◆ Exercise description:
What lines in this listing contain the string "JSON"? Report each one by copying it.

◆ Exercise input:
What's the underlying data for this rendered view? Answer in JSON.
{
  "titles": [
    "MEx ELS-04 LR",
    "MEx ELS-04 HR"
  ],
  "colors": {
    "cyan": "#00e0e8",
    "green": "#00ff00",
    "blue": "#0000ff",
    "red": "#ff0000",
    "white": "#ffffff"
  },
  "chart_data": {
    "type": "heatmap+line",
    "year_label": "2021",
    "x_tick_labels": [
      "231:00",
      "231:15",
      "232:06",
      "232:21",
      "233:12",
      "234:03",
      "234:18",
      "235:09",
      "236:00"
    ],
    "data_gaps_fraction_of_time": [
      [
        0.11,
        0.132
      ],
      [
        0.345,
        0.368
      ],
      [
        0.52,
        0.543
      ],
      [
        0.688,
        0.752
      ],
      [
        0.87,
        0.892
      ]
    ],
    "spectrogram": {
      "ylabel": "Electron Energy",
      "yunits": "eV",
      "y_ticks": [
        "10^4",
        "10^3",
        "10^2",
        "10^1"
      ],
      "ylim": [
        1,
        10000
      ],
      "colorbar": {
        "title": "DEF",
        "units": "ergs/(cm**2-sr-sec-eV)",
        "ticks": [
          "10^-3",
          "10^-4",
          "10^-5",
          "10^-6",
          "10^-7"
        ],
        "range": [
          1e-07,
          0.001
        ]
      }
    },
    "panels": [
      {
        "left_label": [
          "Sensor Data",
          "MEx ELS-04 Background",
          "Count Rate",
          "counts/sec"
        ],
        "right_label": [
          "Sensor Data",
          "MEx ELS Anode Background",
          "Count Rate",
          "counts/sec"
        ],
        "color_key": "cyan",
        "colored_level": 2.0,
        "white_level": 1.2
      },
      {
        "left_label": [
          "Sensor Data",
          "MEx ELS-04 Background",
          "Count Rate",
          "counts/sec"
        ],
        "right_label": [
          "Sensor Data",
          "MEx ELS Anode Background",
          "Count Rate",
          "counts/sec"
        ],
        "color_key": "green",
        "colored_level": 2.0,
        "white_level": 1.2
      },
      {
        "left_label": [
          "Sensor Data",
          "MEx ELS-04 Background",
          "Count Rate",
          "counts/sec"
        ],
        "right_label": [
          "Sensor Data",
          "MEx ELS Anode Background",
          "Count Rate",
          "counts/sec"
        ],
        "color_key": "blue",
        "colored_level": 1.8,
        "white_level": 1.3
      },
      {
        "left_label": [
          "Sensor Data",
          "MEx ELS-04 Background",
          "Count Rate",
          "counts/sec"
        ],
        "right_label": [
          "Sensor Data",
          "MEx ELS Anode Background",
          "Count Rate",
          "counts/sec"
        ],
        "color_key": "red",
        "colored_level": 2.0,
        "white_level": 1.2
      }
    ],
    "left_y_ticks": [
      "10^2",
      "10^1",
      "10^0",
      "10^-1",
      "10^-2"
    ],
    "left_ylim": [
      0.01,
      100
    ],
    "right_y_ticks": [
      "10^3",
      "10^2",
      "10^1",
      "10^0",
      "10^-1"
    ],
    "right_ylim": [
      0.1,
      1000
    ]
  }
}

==

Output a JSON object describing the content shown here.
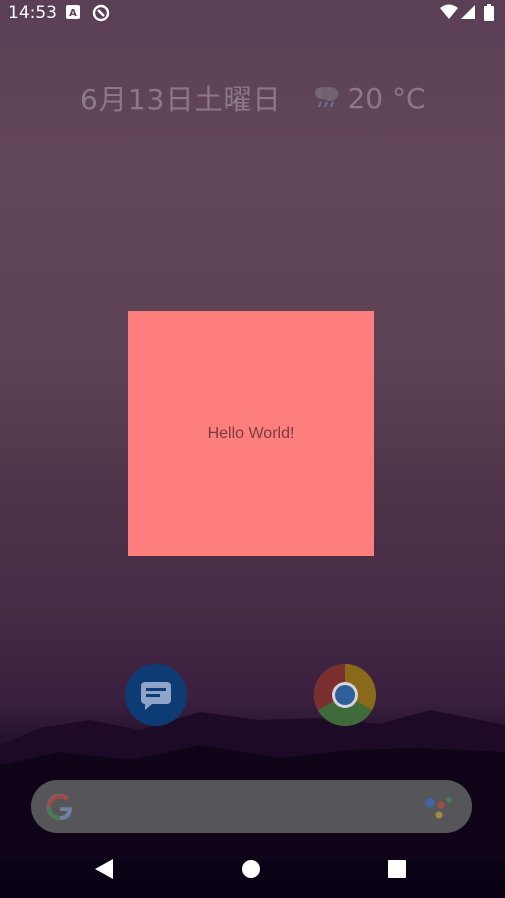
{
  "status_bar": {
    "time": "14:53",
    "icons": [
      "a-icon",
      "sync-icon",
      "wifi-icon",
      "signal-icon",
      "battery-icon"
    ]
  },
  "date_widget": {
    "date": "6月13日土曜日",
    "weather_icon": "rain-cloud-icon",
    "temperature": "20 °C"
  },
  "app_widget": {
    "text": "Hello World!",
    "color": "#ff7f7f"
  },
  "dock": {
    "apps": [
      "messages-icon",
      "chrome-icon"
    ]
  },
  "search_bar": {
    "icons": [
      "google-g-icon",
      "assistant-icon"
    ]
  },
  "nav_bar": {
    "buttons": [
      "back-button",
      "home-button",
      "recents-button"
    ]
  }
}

◆ Finished exercise:
What's the underlying data for this rendered view? Answer in JSON.
Output a JSON object describing the content shown here.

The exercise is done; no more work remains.